> Exercise brief: Give back every record exactly, images excluded.

Segment Start: Data shown

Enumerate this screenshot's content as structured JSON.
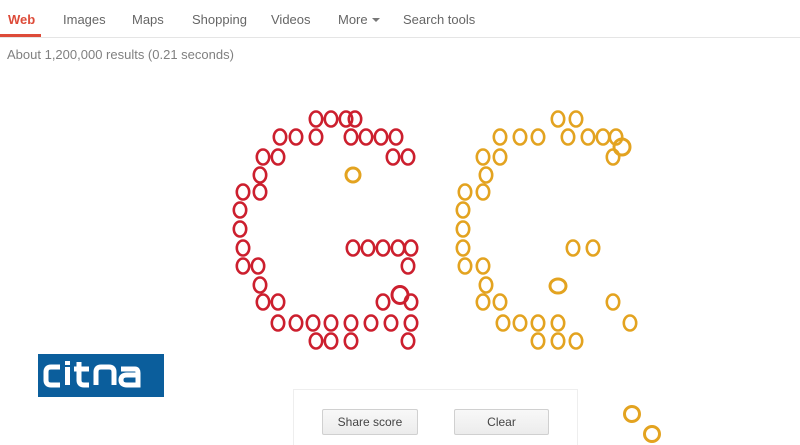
{
  "nav": {
    "tabs": [
      {
        "label": "Web",
        "active": true
      },
      {
        "label": "Images",
        "active": false
      },
      {
        "label": "Maps",
        "active": false
      },
      {
        "label": "Shopping",
        "active": false
      },
      {
        "label": "Videos",
        "active": false
      },
      {
        "label": "More",
        "active": false,
        "icon": "caret-down-icon"
      },
      {
        "label": "Search tools",
        "active": false
      }
    ]
  },
  "results": {
    "stats": "About 1,200,000 results (0.21 seconds)"
  },
  "doodle": {
    "ball_glyph": "O",
    "colors": {
      "red": "#cc1f2e",
      "orange": "#e3a320"
    }
  },
  "watermark": {
    "logo_text": "CITNA",
    "color": "#0b5e9c"
  },
  "controls": {
    "share_label": "Share score",
    "clear_label": "Clear"
  }
}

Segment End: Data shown

> Answer box:
Enumerate this screenshot's content as structured JSON.
{
  "nav": {
    "tabs": [
      {
        "label": "Web",
        "active": true
      },
      {
        "label": "Images",
        "active": false
      },
      {
        "label": "Maps",
        "active": false
      },
      {
        "label": "Shopping",
        "active": false
      },
      {
        "label": "Videos",
        "active": false
      },
      {
        "label": "More",
        "active": false,
        "icon": "caret-down-icon"
      },
      {
        "label": "Search tools",
        "active": false
      }
    ]
  },
  "results": {
    "stats": "About 1,200,000 results (0.21 seconds)"
  },
  "doodle": {
    "ball_glyph": "O",
    "colors": {
      "red": "#cc1f2e",
      "orange": "#e3a320"
    }
  },
  "watermark": {
    "logo_text": "CITNA",
    "color": "#0b5e9c"
  },
  "controls": {
    "share_label": "Share score",
    "clear_label": "Clear"
  }
}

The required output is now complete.